Kevin Sheehan, Librarian and Manager of Collections at the Maritime museum San Diego, shared with CSP the story of the majestic Star of India. “She was named Star of India in 1906, a name change that was requested by the Alaska Packers Association of San Francisco. All of the Association’s vessels bore the name “Star”, e.g. Star of Finland. Euterpe was renamed in recognition of her first career as a cargo vessel in the India trade. The Maritime Museum of San Diego conserves her logs from 1884-1923. Earlier information is found in the archives of the National Maritime Museum in Greenwich,” says Sheehan.
The most accessible account of her voyages to India are found in Jerry MacMullen’s Star of India: The Log of an Iron Ship. Sheehan adds “Possibly the most notable event on board occurred in November 1865 when she was almost wrecked in a Cyclone off the coast of Madras.”
Euterpe was a full-rigged ship and would remain so until 1901, when the Alaska Packers Association rigged her down to a barque, her present rig.
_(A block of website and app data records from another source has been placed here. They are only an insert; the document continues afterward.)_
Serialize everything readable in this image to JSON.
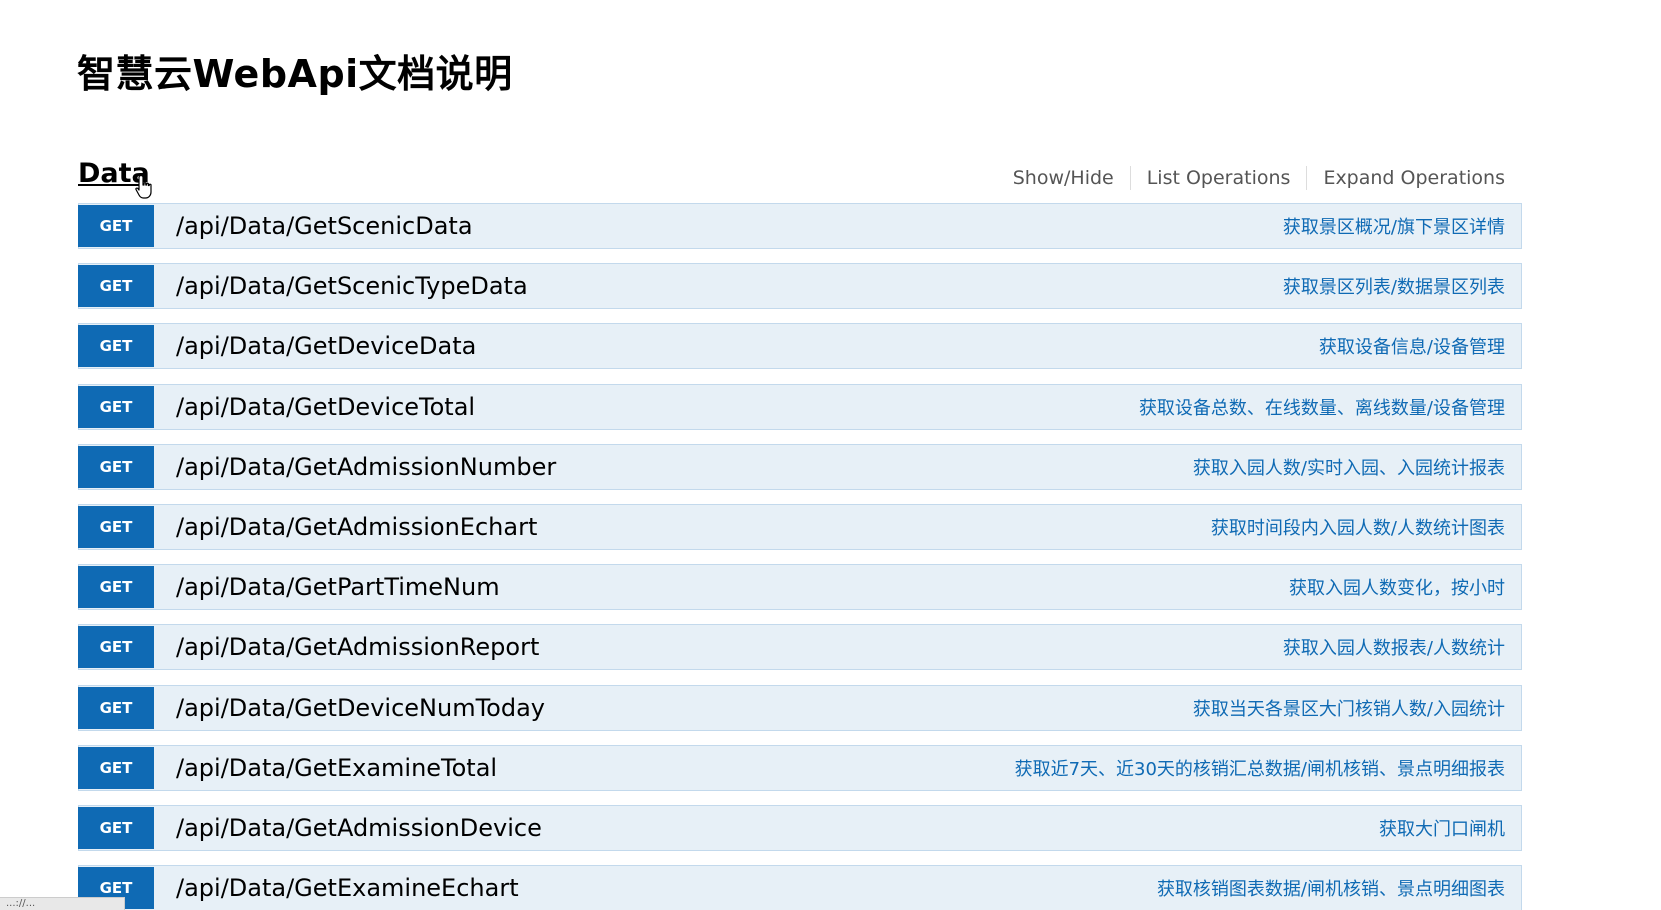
{
  "page": {
    "title": "智慧云WebApi文档说明"
  },
  "section": {
    "name": "Data",
    "actions": [
      "Show/Hide",
      "List Operations",
      "Expand Operations"
    ]
  },
  "operations": [
    {
      "method": "GET",
      "path": "/api/Data/GetScenicData",
      "summary": "获取景区概况/旗下景区详情"
    },
    {
      "method": "GET",
      "path": "/api/Data/GetScenicTypeData",
      "summary": "获取景区列表/数据景区列表"
    },
    {
      "method": "GET",
      "path": "/api/Data/GetDeviceData",
      "summary": "获取设备信息/设备管理"
    },
    {
      "method": "GET",
      "path": "/api/Data/GetDeviceTotal",
      "summary": "获取设备总数、在线数量、离线数量/设备管理"
    },
    {
      "method": "GET",
      "path": "/api/Data/GetAdmissionNumber",
      "summary": "获取入园人数/实时入园、入园统计报表"
    },
    {
      "method": "GET",
      "path": "/api/Data/GetAdmissionEchart",
      "summary": "获取时间段内入园人数/人数统计图表"
    },
    {
      "method": "GET",
      "path": "/api/Data/GetPartTimeNum",
      "summary": "获取入园人数变化，按小时"
    },
    {
      "method": "GET",
      "path": "/api/Data/GetAdmissionReport",
      "summary": "获取入园人数报表/人数统计"
    },
    {
      "method": "GET",
      "path": "/api/Data/GetDeviceNumToday",
      "summary": "获取当天各景区大门核销人数/入园统计"
    },
    {
      "method": "GET",
      "path": "/api/Data/GetExamineTotal",
      "summary": "获取近7天、近30天的核销汇总数据/闸机核销、景点明细报表"
    },
    {
      "method": "GET",
      "path": "/api/Data/GetAdmissionDevice",
      "summary": "获取大门口闸机"
    },
    {
      "method": "GET",
      "path": "/api/Data/GetExamineEchart",
      "summary": "获取核销图表数据/闸机核销、景点明细图表"
    }
  ],
  "status_bar": {
    "text": "...://..."
  },
  "colors": {
    "method_get": "#0f6ab4",
    "row_background": "#e7f0f7",
    "row_border": "#c3d9ec",
    "summary_text": "#0f6ab4"
  },
  "icons": {
    "cursor": "hand-pointer-icon"
  }
}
Sheehan says that after such a hard luck beginning, Euterpe settled down and made four more voyages to India as a cargo ship.
This image Courtesy Ted Walton Photography represents a landmark memory when the Maritime Museum of San Diego Companion sail was done November 2018 with Star of India celebrating 155 years and sailing with MMSD vessels Californian, official tall ship of the state, and galleon replica, San Salvador. All of these vessels are included in the Maritime Museum of San Diego fleet and can be expired dockside with general admission ticket purchase.
“In 1871 she was purchased by the Shaw Savill line of London and embarked on a quarter century of hauling emigrants to New Zealand, sometimes also touching Australia, California and Chile. She made 21 circumnavigations in this service, some of them lasting up to a year. It was rugged voyaging, with the little iron ship battling through terrific gales, “laboring and rolling in a most distressing manner,” according to her log.
Sheehan adds that each year 100,000 people visit the Star of India. Among them are tourists from all over the world, including India.
Last year, the 1863 made ship celebrated 155 years, sailing after a gap of 5 years through San Diego bay, and headed out off Point Loma.
(Interview courtesty Theresa Amos Smullen, Director of Marketing, Maritime Museum of San Diego. Featured Image by Chris Szwedo)